Homework for beginning a new occupation or industry job search.
Most “job search experts” will tell you that looking for a new job is a task that requires you to be actively and aggressively involved in each minute detail. Job searching is an undertaking that requires one to hit the pavement, make the brow sweat, and leaves one exhausted at the end of the day.
Well, okay…sure…why not?
The truth is a good job search cannot begin until some good soul-searching, contemplation, and reflection have occurred. Especially when you are considering a new position, or new industry, and rebranding your skill set is necessary–this “alone time” is critical.

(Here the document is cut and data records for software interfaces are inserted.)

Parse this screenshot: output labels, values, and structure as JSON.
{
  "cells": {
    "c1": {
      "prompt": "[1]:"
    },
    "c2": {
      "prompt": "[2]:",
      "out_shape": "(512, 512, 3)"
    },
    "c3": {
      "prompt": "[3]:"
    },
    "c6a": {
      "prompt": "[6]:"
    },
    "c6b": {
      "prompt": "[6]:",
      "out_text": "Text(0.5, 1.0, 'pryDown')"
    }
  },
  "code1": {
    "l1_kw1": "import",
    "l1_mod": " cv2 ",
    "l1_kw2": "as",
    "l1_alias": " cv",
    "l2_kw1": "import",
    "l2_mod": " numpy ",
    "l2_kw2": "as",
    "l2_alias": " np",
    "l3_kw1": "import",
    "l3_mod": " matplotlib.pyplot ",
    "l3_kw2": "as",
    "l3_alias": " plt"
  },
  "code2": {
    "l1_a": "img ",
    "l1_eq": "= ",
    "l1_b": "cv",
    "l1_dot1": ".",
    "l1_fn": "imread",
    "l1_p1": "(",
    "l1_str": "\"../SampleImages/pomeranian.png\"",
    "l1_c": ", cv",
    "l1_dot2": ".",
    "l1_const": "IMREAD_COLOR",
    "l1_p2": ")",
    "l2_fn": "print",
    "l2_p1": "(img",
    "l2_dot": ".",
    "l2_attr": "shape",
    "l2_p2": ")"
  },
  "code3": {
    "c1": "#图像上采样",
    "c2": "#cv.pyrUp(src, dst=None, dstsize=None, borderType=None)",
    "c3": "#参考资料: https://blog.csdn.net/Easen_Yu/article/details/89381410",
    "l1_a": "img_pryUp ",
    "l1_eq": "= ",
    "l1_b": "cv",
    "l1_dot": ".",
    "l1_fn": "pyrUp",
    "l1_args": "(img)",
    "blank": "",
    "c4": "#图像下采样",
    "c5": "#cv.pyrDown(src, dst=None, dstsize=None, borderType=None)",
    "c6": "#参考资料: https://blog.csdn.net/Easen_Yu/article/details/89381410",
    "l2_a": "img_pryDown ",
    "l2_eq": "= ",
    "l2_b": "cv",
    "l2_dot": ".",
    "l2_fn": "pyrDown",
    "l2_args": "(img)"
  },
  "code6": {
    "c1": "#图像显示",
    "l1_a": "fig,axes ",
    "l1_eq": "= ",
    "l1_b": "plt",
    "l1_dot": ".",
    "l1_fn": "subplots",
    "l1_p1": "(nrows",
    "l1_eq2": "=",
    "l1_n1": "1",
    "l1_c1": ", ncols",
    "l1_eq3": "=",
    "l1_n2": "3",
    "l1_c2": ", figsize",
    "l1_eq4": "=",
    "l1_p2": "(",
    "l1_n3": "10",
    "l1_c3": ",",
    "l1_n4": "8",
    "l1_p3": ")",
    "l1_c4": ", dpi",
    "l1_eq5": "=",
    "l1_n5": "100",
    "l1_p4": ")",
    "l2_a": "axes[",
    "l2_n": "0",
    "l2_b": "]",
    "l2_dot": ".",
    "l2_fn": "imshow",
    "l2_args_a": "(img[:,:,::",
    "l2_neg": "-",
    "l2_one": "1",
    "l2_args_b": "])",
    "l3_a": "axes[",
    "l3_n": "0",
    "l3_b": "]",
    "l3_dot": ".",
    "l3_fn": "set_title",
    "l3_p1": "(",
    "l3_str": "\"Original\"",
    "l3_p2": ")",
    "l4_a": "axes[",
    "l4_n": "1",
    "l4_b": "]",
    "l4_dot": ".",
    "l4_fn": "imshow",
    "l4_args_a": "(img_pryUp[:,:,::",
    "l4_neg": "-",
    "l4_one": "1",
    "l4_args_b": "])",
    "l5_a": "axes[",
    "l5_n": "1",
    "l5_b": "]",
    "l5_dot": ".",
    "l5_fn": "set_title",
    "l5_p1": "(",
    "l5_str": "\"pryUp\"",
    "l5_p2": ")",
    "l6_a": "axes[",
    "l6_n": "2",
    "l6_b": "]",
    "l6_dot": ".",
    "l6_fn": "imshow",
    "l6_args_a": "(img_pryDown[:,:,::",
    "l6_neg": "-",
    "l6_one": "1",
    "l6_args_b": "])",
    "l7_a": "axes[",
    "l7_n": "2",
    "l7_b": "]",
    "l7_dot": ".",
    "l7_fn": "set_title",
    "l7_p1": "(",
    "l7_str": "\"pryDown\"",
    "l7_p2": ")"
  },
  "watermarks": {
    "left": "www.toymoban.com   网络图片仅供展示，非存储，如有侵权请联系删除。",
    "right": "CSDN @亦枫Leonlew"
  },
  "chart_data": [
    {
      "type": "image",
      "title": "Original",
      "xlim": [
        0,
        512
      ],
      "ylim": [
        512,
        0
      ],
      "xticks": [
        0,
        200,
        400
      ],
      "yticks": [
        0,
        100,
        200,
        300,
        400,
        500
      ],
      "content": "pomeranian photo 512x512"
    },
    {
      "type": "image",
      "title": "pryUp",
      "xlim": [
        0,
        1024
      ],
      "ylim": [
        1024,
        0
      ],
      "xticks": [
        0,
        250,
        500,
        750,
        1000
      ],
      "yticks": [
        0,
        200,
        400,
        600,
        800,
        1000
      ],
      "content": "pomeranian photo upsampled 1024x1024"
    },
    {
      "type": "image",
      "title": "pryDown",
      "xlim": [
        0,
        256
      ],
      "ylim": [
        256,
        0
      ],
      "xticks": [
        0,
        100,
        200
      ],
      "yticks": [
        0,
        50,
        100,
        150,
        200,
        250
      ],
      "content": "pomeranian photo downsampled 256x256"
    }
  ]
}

It’s actually quite an existential process…contemplating skill sets…explaining what one does concisely and in a language others not necessarily in your former target industry would understand…understanding yourself and what you do. This requires less bustle and definitely some hustle…but, it’s brain work.
If you are thinking about a new occupation or a new industry, you must rebrand. Rebranding is looking at your current skills and reshaping and defining them for your new industry. Teachers who work with children may then become “dynamic group leaders comfortable with directing unruly clientele.” Get it?

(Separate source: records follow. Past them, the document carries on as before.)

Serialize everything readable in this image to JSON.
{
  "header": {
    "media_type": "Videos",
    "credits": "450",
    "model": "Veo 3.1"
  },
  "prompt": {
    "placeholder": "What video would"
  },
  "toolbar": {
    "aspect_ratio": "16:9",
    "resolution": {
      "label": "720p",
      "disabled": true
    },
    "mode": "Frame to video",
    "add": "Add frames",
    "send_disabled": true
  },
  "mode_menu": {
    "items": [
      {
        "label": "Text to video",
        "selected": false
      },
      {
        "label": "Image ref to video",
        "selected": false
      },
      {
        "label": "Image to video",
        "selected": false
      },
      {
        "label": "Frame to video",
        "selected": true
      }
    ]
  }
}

So, to get there, I recommend the armchair. Sit back, relax, and close your eyes. Then, simply think about what you do in your current or most recent job(s). Ask these questions:
• What are those daily activities you do that are essential to business operations?
• What are the things you do well?
• What are the things in which you specialize?
• Can you bullet point 5 items that tell me as much about your job as possible? (Can you keep each bullet point to one line?)
• What software or machinery do you use?
• Name as many acronyms that you use daily? (for example, one business uses CSC, which refers to Customer Service Center) – why are these acronyms relevant to you and your job? (i.e., “I work in the CSC” or “I manage a team of 11 in the CSC”)
Now, WAKE UP!
Write down your thoughts on your skills…the focus is, what do you do and what do you do well?
Now, using a job description as a guide, think about a position you want. What are the duties involved in this job? (You can cheat and read the job description.)
Finally, compare…what is on your current skills list that transfers directly to the list of skills in the wanted position. Specifically, if your desired job is looking for someone with Excel experience and you have done this in your current job, that’s a directly transferable skill.
After that, look for rebranding opportunities. Does the new job need someone with event planning experience? Maybe you were in charge of travel and meeting organization in an office environment. Can you setup venues from site selection to event implementation? Then, you have event planning experience.
You may have to wordsmith to make the job skill words match the new industry. You definitely shouldn’t “stretch” a skill set to match (i.e., setting up pitchers of water for a small meeting is not event planning). But, if you feel you’ve worked extensively in an area but maybe never identified that skill as described in the new industry, this is an opportunity to rebrand!
The best part of thinking about rebranding is that it involves you, in your comfort zone, with a clear mind and maybe a pencil and paper. So, sit back in a comfortable armchair and get ready to begin your job search…from the comfort of your living room.
Danny Zendejas is the Senior Business Consultant specializing in the Education Industry for Workforce Solutions in the Houston metropolitan area. He has over eight years of experience in workforce development and is a native of San Antonio, Texas.